Lower total cost of ownership (27 percent) and up-front capital costs (26 percent), along with reduced IT staff workload (21 percent) and the promise of data always backed up (20 percent) are the top reasons why companies are implementing cloud applications and services. These costs savings are being achieved in cloud computing scenarios because IT resources can adjust to the dynamic nature of business demands.
Concern about data security and privacy (41 percent), not having full control of data (31 percent), and worries about data integrity (24 percent) were among the greatest potential deterrents to cloud adoption.
Microsoft and other companies are responding to these concerns by working to build more secure systems and datacenters and adhering to clear, responsible privacy and security practices — from software development through service delivery, operation, and support. Many security experts note that cloud computing can advance security. Most cloud computing providers have greater security expertise and better security controls than most enterprises and even most government agencies.
Attitudes toward cloud computing
The business decision-makers surveyed were asked about their prognosis for cloud adoption. Most respondents (83 percent) said that companies will use both cloud and traditional approaches for years to come, but most (59 percent) also believed that eventually all companies will be using cloud computing.
The attitude at Microsoft is that cloud computing is the next big transition for business.

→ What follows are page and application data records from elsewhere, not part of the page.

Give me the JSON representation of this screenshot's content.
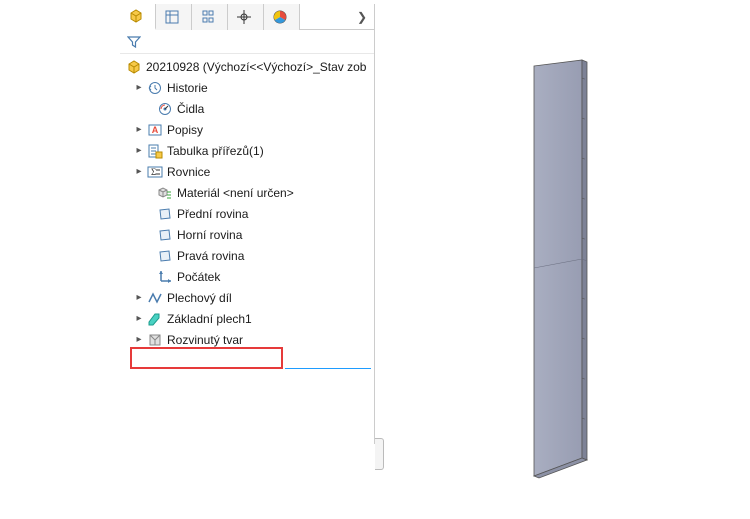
{
  "tabs": {
    "chevron": "❯"
  },
  "root": {
    "label": "20210928  (Výchozí<<Výchozí>_Stav zob"
  },
  "tree": {
    "historie": "Historie",
    "cidla": "Čidla",
    "popisy": "Popisy",
    "tabulka": "Tabulka přířezů(1)",
    "rovnice": "Rovnice",
    "material": "Materiál <není určen>",
    "predni": "Přední rovina",
    "horni": "Horní rovina",
    "prava": "Pravá rovina",
    "pocatek": "Počátek",
    "plechovy": "Plechový díl",
    "zakladni": "Základní plech1",
    "rozvinuty": "Rozvinutý tvar"
  }
}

As evidence, the company currently employs about 40,000 people worldwide who are involved in building software and about 70 percent of those employees are working on entirely cloud-based or cloud-inspired projects. By a year from now, Microsoft CEO Steve Ballmer predicts that number will jump to 90 percent.
Microsoft’s advice on the best long-term approach is to pick a cloud computing platform that delivers a consistent, connected experience. Your firm should be empowered to choose whatever combination of on-premise software and hosted services that work best for your business — with the flexibility to change as needed.
Brian D. Zeve, managing director for Microsoft Corp.’s U.S. Professional Services Group, leads the company’s sales and services efforts for the architectural, engineering, and construction industry. He can be contacted at firstname.lastname@example.org.